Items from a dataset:
=======

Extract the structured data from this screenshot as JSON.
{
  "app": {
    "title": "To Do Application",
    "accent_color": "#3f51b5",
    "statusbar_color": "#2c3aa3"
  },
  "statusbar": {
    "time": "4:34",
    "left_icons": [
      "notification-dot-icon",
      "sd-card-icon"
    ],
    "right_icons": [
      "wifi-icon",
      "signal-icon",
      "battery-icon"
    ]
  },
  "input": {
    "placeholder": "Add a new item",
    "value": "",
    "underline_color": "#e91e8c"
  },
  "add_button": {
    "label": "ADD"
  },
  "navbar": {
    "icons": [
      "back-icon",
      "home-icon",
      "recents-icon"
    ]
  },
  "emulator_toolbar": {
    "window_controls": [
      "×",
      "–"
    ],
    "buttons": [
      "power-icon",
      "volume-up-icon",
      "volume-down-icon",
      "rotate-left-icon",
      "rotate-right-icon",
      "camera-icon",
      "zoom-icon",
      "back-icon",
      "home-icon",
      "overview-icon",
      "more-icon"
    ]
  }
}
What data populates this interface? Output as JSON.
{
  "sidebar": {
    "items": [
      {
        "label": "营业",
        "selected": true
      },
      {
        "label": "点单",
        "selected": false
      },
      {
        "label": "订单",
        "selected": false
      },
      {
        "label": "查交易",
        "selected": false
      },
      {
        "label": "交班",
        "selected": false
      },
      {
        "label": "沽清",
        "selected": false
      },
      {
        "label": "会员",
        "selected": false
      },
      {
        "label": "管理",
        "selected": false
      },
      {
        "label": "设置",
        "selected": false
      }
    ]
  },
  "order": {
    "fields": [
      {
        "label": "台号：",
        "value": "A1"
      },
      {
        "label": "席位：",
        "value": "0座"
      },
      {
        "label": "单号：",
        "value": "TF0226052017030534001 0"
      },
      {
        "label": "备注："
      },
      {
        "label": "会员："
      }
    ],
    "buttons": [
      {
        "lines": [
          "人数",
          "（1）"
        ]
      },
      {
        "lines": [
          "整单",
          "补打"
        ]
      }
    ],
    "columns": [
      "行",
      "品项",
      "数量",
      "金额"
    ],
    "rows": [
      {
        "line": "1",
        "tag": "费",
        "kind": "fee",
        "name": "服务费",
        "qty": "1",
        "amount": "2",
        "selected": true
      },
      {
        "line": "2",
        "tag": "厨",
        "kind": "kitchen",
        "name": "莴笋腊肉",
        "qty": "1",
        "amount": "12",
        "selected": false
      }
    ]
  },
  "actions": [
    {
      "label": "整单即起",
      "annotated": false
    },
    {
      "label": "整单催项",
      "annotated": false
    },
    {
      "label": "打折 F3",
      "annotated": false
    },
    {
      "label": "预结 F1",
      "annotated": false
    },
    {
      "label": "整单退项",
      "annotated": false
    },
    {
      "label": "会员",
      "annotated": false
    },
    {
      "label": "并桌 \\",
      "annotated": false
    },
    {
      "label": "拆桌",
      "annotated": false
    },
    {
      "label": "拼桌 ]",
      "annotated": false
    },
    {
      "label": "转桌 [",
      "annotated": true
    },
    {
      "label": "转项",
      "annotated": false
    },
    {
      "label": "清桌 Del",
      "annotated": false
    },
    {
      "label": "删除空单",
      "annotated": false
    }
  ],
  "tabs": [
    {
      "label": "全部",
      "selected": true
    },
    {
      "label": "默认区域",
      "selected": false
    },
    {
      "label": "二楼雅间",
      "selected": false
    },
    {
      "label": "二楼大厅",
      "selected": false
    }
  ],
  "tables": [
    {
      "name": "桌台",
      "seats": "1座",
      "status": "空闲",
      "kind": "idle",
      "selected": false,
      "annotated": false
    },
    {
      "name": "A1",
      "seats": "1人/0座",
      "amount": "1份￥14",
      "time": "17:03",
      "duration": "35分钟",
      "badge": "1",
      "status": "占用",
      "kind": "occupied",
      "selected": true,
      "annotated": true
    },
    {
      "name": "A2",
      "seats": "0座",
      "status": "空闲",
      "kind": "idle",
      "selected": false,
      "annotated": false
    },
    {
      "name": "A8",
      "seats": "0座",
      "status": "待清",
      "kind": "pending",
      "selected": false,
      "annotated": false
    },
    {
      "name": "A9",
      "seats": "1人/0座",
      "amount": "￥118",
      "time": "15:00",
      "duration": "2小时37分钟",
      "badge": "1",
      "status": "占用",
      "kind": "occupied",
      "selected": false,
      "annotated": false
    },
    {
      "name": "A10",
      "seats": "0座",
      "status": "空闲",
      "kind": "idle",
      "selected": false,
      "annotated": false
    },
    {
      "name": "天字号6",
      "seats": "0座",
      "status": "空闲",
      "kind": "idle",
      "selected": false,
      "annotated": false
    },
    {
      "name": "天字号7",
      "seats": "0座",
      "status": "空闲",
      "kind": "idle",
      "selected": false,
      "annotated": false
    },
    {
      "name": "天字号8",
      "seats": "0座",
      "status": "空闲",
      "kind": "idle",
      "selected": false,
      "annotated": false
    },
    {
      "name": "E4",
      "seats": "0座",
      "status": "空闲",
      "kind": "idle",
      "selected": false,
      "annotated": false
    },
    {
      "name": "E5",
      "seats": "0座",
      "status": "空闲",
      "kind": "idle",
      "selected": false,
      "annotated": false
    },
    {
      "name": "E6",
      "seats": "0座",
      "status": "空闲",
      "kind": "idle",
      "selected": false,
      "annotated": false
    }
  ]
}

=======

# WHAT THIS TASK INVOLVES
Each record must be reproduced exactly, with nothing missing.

# RESPONSE TO THE EXERCISE
Extract the structured data from this screenshot as JSON.
{
  "app": {
    "title": "To Do Application",
    "accent_color": "#3f51b5",
    "statusbar_color": "#2c3aa3"
  },
  "statusbar": {
    "time": "4:34",
    "left_icons": [
      "notification-dot-icon",
      "sd-card-icon"
    ],
    "right_icons": [
      "wifi-icon",
      "signal-icon",
      "battery-icon"
    ]
  },
  "input": {
    "placeholder": "Add a new item",
    "value": "",
    "underline_color": "#e91e8c"
  },
  "add_button": {
    "label": "ADD"
  },
  "navbar": {
    "icons": [
      "back-icon",
      "home-icon",
      "recents-icon"
    ]
  },
  "emulator_toolbar": {
    "window_controls": [
      "×",
      "–"
    ],
    "buttons": [
      "power-icon",
      "volume-up-icon",
      "volume-down-icon",
      "rotate-left-icon",
      "rotate-right-icon",
      "camera-icon",
      "zoom-icon",
      "back-icon",
      "home-icon",
      "overview-icon",
      "more-icon"
    ]
  }
}
What data populates this interface? Output as JSON.
{
  "sidebar": {
    "items": [
      {
        "label": "营业",
        "selected": true
      },
      {
        "label": "点单",
        "selected": false
      },
      {
        "label": "订单",
        "selected": false
      },
      {
        "label": "查交易",
        "selected": false
      },
      {
        "label": "交班",
        "selected": false
      },
      {
        "label": "沽清",
        "selected": false
      },
      {
        "label": "会员",
        "selected": false
      },
      {
        "label": "管理",
        "selected": false
      },
      {
        "label": "设置",
        "selected": false
      }
    ]
  },
  "order": {
    "fields": [
      {
        "label": "台号：",
        "value": "A1"
      },
      {
        "label": "席位：",
        "value": "0座"
      },
      {
        "label": "单号：",
        "value": "TF0226052017030534001 0"
      },
      {
        "label": "备注："
      },
      {
        "label": "会员："
      }
    ],
    "buttons": [
      {
        "lines": [
          "人数",
          "（1）"
        ]
      },
      {
        "lines": [
          "整单",
          "补打"
        ]
      }
    ],
    "columns": [
      "行",
      "品项",
      "数量",
      "金额"
    ],
    "rows": [
      {
        "line": "1",
        "tag": "费",
        "kind": "fee",
        "name": "服务费",
        "qty": "1",
        "amount": "2",
        "selected": true
      },
      {
        "line": "2",
        "tag": "厨",
        "kind": "kitchen",
        "name": "莴笋腊肉",
        "qty": "1",
        "amount": "12",
        "selected": false
      }
    ]
  },
  "actions": [
    {
      "label": "整单即起",
      "annotated": false
    },
    {
      "label": "整单催项",
      "annotated": false
    },
    {
      "label": "打折 F3",
      "annotated": false
    },
    {
      "label": "预结 F1",
      "annotated": false
    },
    {
      "label": "整单退项",
      "annotated": false
    },
    {
      "label": "会员",
      "annotated": false
    },
    {
      "label": "并桌 \\",
      "annotated": false
    },
    {
      "label": "拆桌",
      "annotated": false
    },
    {
      "label": "拼桌 ]",
      "annotated": false
    },
    {
      "label": "转桌 [",
      "annotated": true
    },
    {
      "label": "转项",
      "annotated": false
    },
    {
      "label": "清桌 Del",
      "annotated": false
    },
    {
      "label": "删除空单",
      "annotated": false
    }
  ],
  "tabs": [
    {
      "label": "全部",
      "selected": true
    },
    {
      "label": "默认区域",
      "selected": false
    },
    {
      "label": "二楼雅间",
      "selected": false
    },
    {
      "label": "二楼大厅",
      "selected": false
    }
  ],
  "tables": [
    {
      "name": "桌台",
      "seats": "1座",
      "status": "空闲",
      "kind": "idle",
      "selected": false,
      "annotated": false
    },
    {
      "name": "A1",
      "seats": "1人/0座",
      "amount": "1份￥14",
      "time": "17:03",
      "duration": "35分钟",
      "badge": "1",
      "status": "占用",
      "kind": "occupied",
      "selected": true,
      "annotated": true
    },
    {
      "name": "A2",
      "seats": "0座",
      "status": "空闲",
      "kind": "idle",
      "selected": false,
      "annotated": false
    },
    {
      "name": "A8",
      "seats": "0座",
      "status": "待清",
      "kind": "pending",
      "selected": false,
      "annotated": false
    },
    {
      "name": "A9",
      "seats": "1人/0座",
      "amount": "￥118",
      "time": "15:00",
      "duration": "2小时37分钟",
      "badge": "1",
      "status": "占用",
      "kind": "occupied",
      "selected": false,
      "annotated": false
    },
    {
      "name": "A10",
      "seats": "0座",
      "status": "空闲",
      "kind": "idle",
      "selected": false,
      "annotated": false
    },
    {
      "name": "天字号6",
      "seats": "0座",
      "status": "空闲",
      "kind": "idle",
      "selected": false,
      "annotated": false
    },
    {
      "name": "天字号7",
      "seats": "0座",
      "status": "空闲",
      "kind": "idle",
      "selected": false,
      "annotated": false
    },
    {
      "name": "天字号8",
      "seats": "0座",
      "status": "空闲",
      "kind": "idle",
      "selected": false,
      "annotated": false
    },
    {
      "name": "E4",
      "seats": "0座",
      "status": "空闲",
      "kind": "idle",
      "selected": false,
      "annotated": false
    },
    {
      "name": "E5",
      "seats": "0座",
      "status": "空闲",
      "kind": "idle",
      "selected": false,
      "annotated": false
    },
    {
      "name": "E6",
      "seats": "0座",
      "status": "空闲",
      "kind": "idle",
      "selected": false,
      "annotated": false
    }
  ]
}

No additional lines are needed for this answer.